Born in 1909 to Italian immigrants living in Bridgeport, Connecticut, Henry Andrew Mucci’s first military experience was with the Connecticut National Guard, which he joined at the age of 20. A few years later, after he was initially rejected for being “too short,” Mucci was accepted into the United States Military Academy at West Point and graduated with a commission in 1936. With an extensive infantry background, Mucci was placed in charge of the 98th Field Artillery Batallion in 1943 and promptly began transforming it into an elite Special Forces group. After a year of intense training in the Pacific islands, Mucci was ready to lead the men of the newly-created 6th Ranger Battalion into action.
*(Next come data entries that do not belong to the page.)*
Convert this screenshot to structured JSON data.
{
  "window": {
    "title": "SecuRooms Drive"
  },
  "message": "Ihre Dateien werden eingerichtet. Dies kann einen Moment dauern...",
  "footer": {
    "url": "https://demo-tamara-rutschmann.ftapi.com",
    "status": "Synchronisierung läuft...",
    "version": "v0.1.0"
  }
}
In 1944, as Allied forces fought their way across the Philippines in a campaign to liberate the islands from Japanese control, troubling reports emerged that the Japanese intended to execute prisoners of war in response to the Allies’ advance. With General Douglas MacArthur’s blessing, and logistical help from 250 Filipino guerillas, Lt. Col. Mucci led 121 Rangers on an incredibly dangerous mission to rescue Allied POWs from the heavily-guarded Cabanatuan camp, thirty miles deep into enemy-held territory. With only 48 hours’ worth of planning, Mucci’s small coalition trekked through thick tropical jungle, and with help from their Filipino guides, were able to completely overwhelm the Japanese guards at Cabanatuan (who outnumbered them at least 2 to 1) and liberate over 500 prisoners, most of whom were American soldiers who had survived the brutal Bataan Death March of 1942 — all with the loss of only two Rangers killed in action.
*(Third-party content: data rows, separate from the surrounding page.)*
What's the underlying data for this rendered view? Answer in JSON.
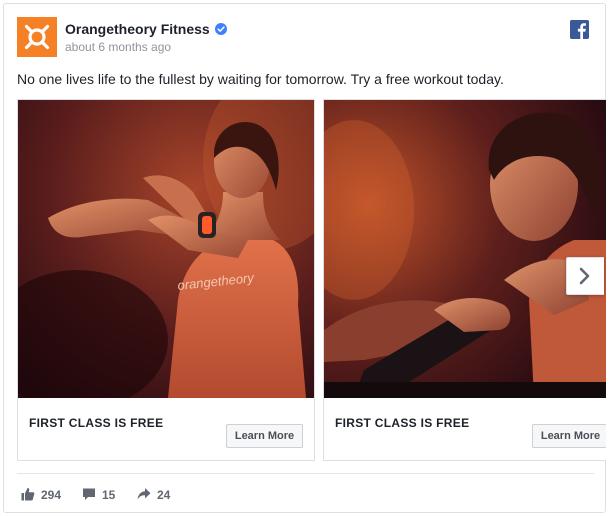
{
  "post": {
    "page_name": "Orangetheory Fitness",
    "timestamp": "about 6 months ago",
    "text": "No one lives life to the fullest by waiting for tomorrow. Try a free workout today.",
    "brand_color": "#f58025",
    "avatar_icon": "orangetheory-logo-icon",
    "verified_icon": "verified-badge-icon",
    "platform_icon": "facebook-logo-icon"
  },
  "carousel": {
    "cards": [
      {
        "title": "FIRST CLASS IS FREE",
        "cta": "Learn More",
        "image": "woman-stretching-arm-photo"
      },
      {
        "title": "FIRST CLASS IS FREE",
        "cta": "Learn More",
        "image": "woman-on-rowing-machine-photo"
      }
    ],
    "next_icon": "chevron-right-icon"
  },
  "stats": {
    "likes": "294",
    "comments": "15",
    "shares": "24"
  }
}
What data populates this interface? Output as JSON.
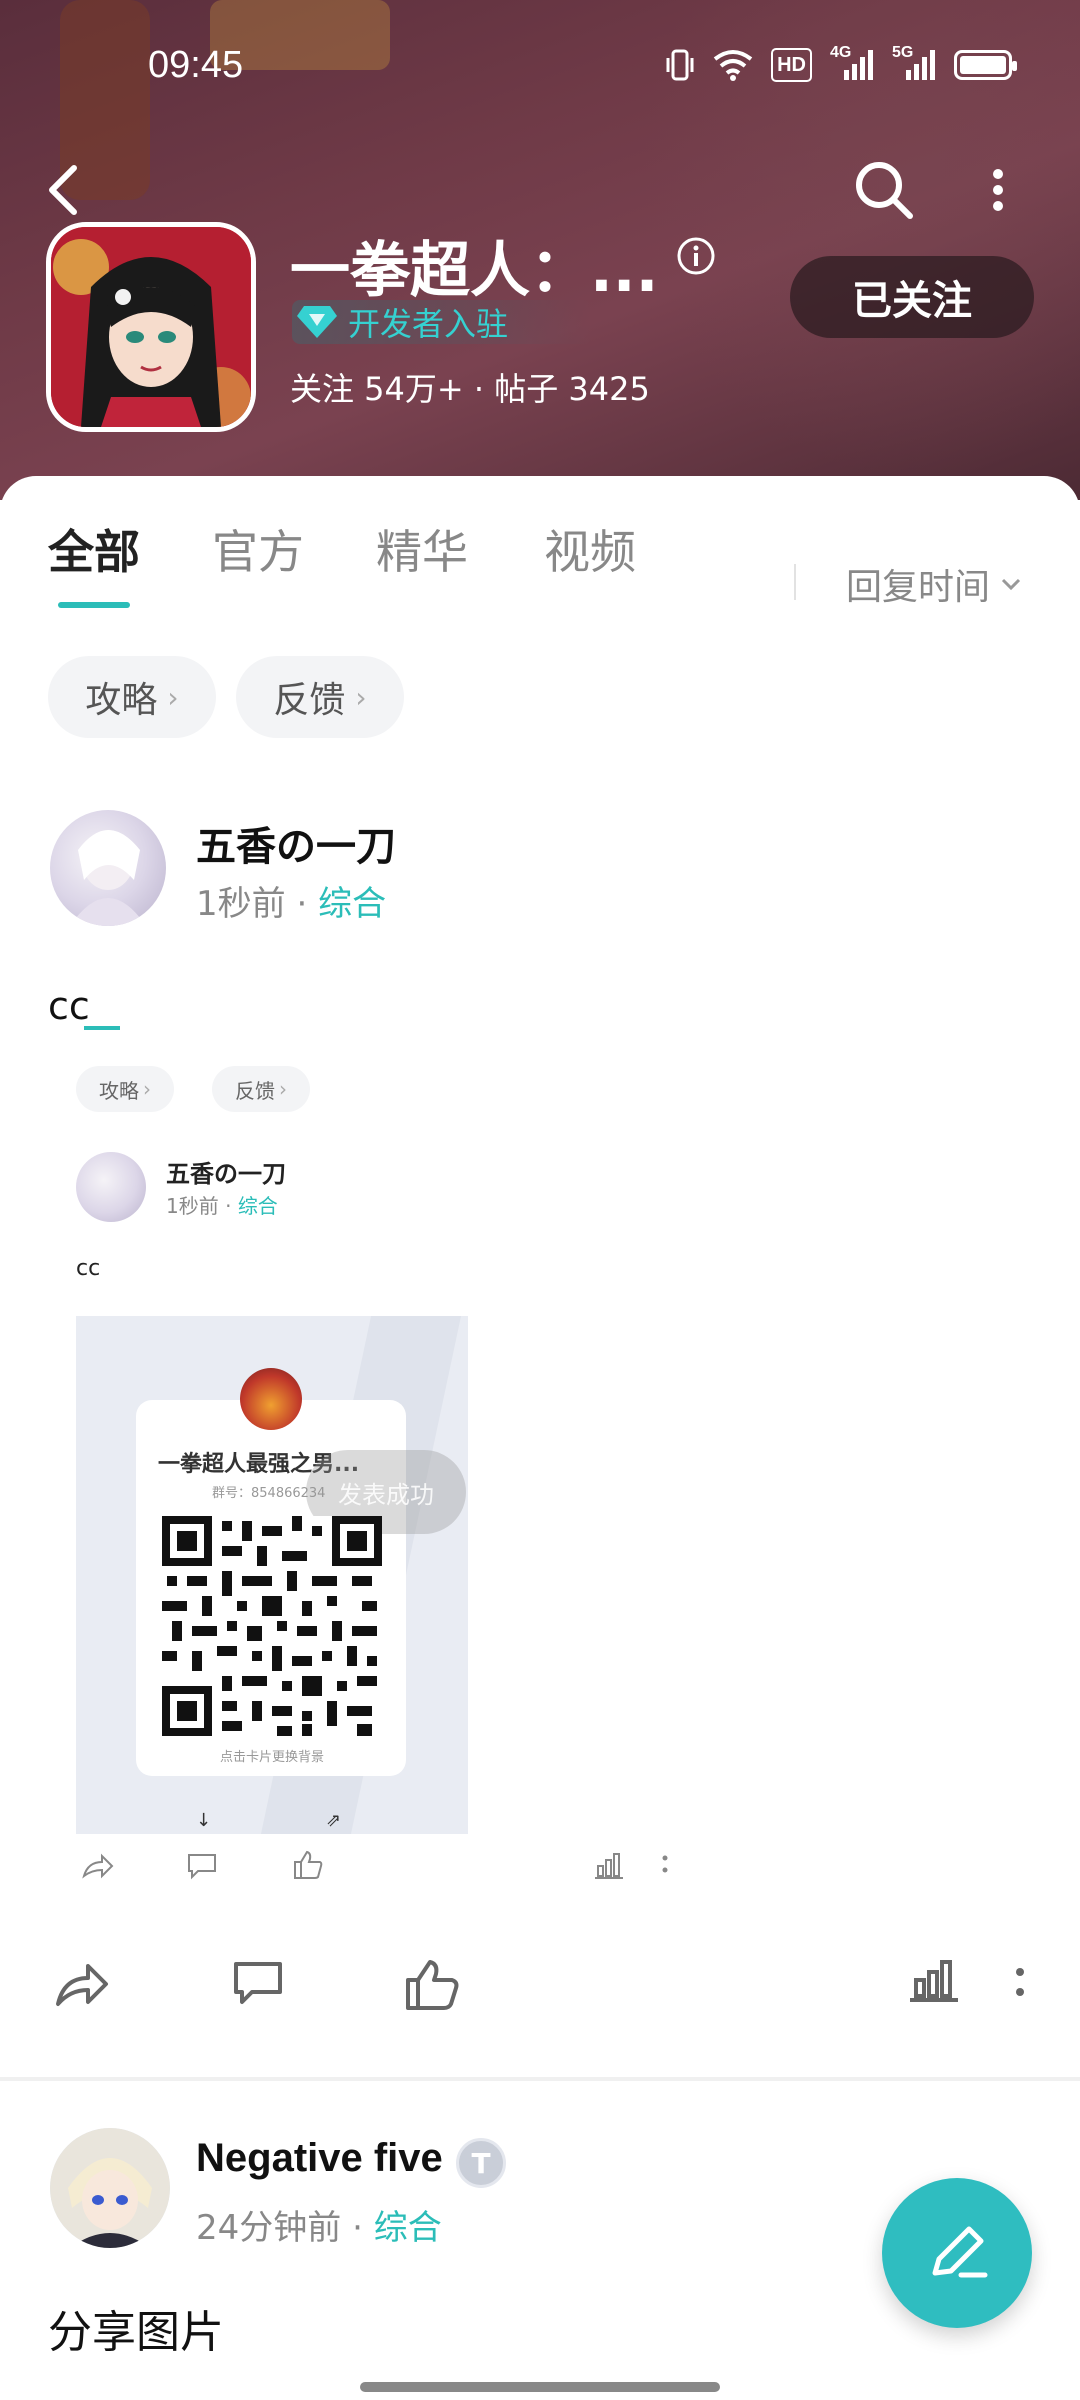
{
  "status_bar": {
    "time": "09:45",
    "hd_label": "HD",
    "net_4g": "4G",
    "net_5g": "5G"
  },
  "header": {
    "title": "一拳超人：...",
    "developer_badge": "开发者入驻",
    "stats": "关注 54万+ · 帖子 3425",
    "follow_button": "已关注"
  },
  "tabs": [
    "全部",
    "官方",
    "精华",
    "视频"
  ],
  "sort_label": "回复时间",
  "chips": [
    "攻略",
    "反馈"
  ],
  "posts": [
    {
      "author": "五香の一刀",
      "time": "1秒前",
      "category": "综合",
      "text": "cc"
    },
    {
      "author": "Negative five",
      "time": "24分钟前",
      "category": "综合",
      "text": "分享图片",
      "level_badge": "T"
    }
  ],
  "embedded_screenshot": {
    "chips": [
      "攻略",
      "反馈"
    ],
    "author": "五香の一刀",
    "time": "1秒前",
    "category": "综合",
    "text": "cc",
    "qr_card": {
      "group_name": "一拳超人最强之男...",
      "group_number": "群号：854866234",
      "toast": "发表成功",
      "footer": "点击卡片更换背景"
    }
  },
  "colors": {
    "accent": "#2bbdb8",
    "header_bg": "#6f3a47",
    "fab": "#2fbdc0"
  },
  "icons": [
    "back-icon",
    "search-icon",
    "more-vertical-icon",
    "info-icon",
    "diamond-icon",
    "share-icon",
    "comment-icon",
    "like-icon",
    "stats-icon",
    "edit-pen-icon"
  ]
}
News of Mucci’s successful rescue operation spread like wildfire throughout the United States, and after the war’s end, Mucci was welcomed back to Connecticut as a war hero. He received a number of citations, awards, and other accolades for his heroism and leadership, but perhaps none were dearer to him than the effusive praise of the men who served under his command, who described him as “so charismatic you couldn’t believe it” and swore to follow him into any situation, no matter how dangerous. Captain Robert Prince summed up the thoughts of many when he later said, “[Mucci] made a Ranger battalion out of a bunch of mule skinners, and he inspired us and trained us… Any success we had belongs to Colonel Mucci.” Thanks to Henry Mucci, not a single POW was left behind, today in Connecticut history.
“Bataan Rescue: Henry Mucci and the Rangers,” PBS American Experience
Mike Perry, “Remembering the Great Raid,” NewsRep
Robert Thomas Jr., “Henry A. Mucci; Rescued Survivors of Bataan,” New York Times
Erik Ofgang, “One of the Most Successful P.O.W. Rescues in U.S. History Was Led by a Legendary Connecticut Ranger,” Connecticut Magazine